France 2013 - Day 1 - Old Friends/New Friends

Despite losing our luggage and having no change of clothes, we left Bordeaux, drove for an hour or so, and pulled into the driveway of one of our most successful direct imports from Cognac: Jacques Esteve. The Coup de Coeur Cognac from Esteve has been a huge hit at K&L throughout 2012. It's put our brandy section on the map. It was time to meet up again with Mr. Esteve and see what else could be added to the selection.

Esteve's property is unassuming. It blends into the rest of the small village where both his home and distillery reside. Sitting on the border of Petit Champagne and Grand Champagne, divided by only a small river, his grapes grow in a very mineral, limestone-rich soil, making his base wine very similar to the GC profile: high-acid, low-alcohol, full-flavor.

The best distillates from Cognac take decades to fully mature. While wines evolve in the bottle, Cognac will change in the barrel. I know what you're thinking: David, all spirits mature in wood. However, Cognac gets tight in its youth and can shut down at certain ages, much like wine. You might buy a case of 2005 Bordeaux, only to find that the wines are tannic and closed in their flavor profile. You simply opened the bottle at the wrong time. Cognac can be the same way. 8-12 year old barrels can be quite unforgiving and neutral. However, another ten years can change things completely. The perfumy fruit comes out and the Cognac reaches its true potential.

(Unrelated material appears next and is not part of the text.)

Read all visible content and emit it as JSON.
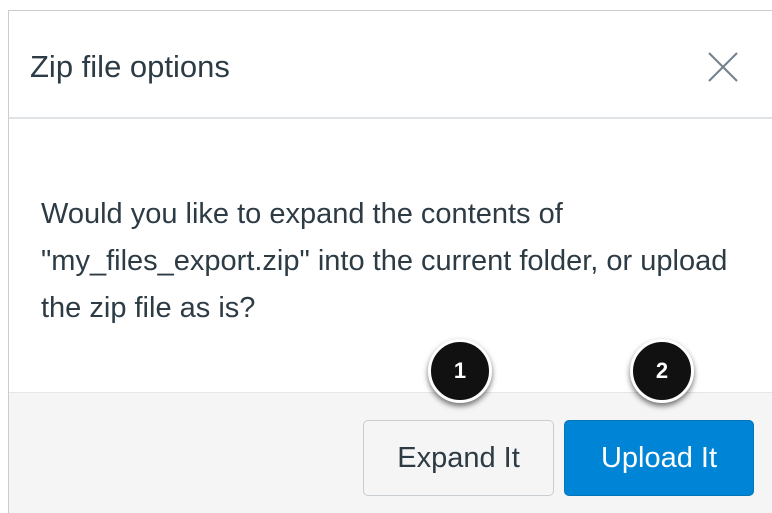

Esteve Plentitude. Made of 100 year old Cognacs as well as pre-Phylloxora juice. That's some really, really, really, really, really old shit. And it tastes pretty good, too. We'll probably grab a few bottles of this guy, along with some more affordable Esteve expressions. However, it was time to move on towards a new producer we were interested in.

The vineyards of Ragnaud-Sabourin stretch far over the hills in Grand Champage. 33 hectares of Ugni Blanc with a bit of Folle Blanche as far as the eye can see. This estate is known throughout France as having the goods. Would there be anything on hand for the two Davids?

I know what you might be thinking. Ragnaud? That sounds familiar. True. Last year's trip resulted in some amazing products from Raymond Ragnaud. This Chateau is indeed related. The original owner of the estate, Gaston Briand, had a daughter who married a man named Marcel Ragnaud – brother of Raymond. Marcel passed away unfortunately in 1996 and left the estate to his daughter Annie. She married Mr. Sabourin and, voilée, the Ragnaud-Sabourin Cognac house was born.

Annie still runs the tasting bar and these Cognacs are seriously legit. They easily form one of the most polished GC collections I've ever tasted. Refined, rich, but elegant.

The local warehouses are dark, dingy, and full of booze

The still is a classic alambic.

The estate is picturesque and the juice is bangin'. There's a 35 year old expression we should be able to sell for about $150 that is among the best Cognacs I have ever tasted. However, there's no time to talk about that now. I'm exhaused. We had dinner with the Dudognons tonight and it's been a late one. Time to hit the hay.

More tomorrow!

-David Driscoll

David Driscoll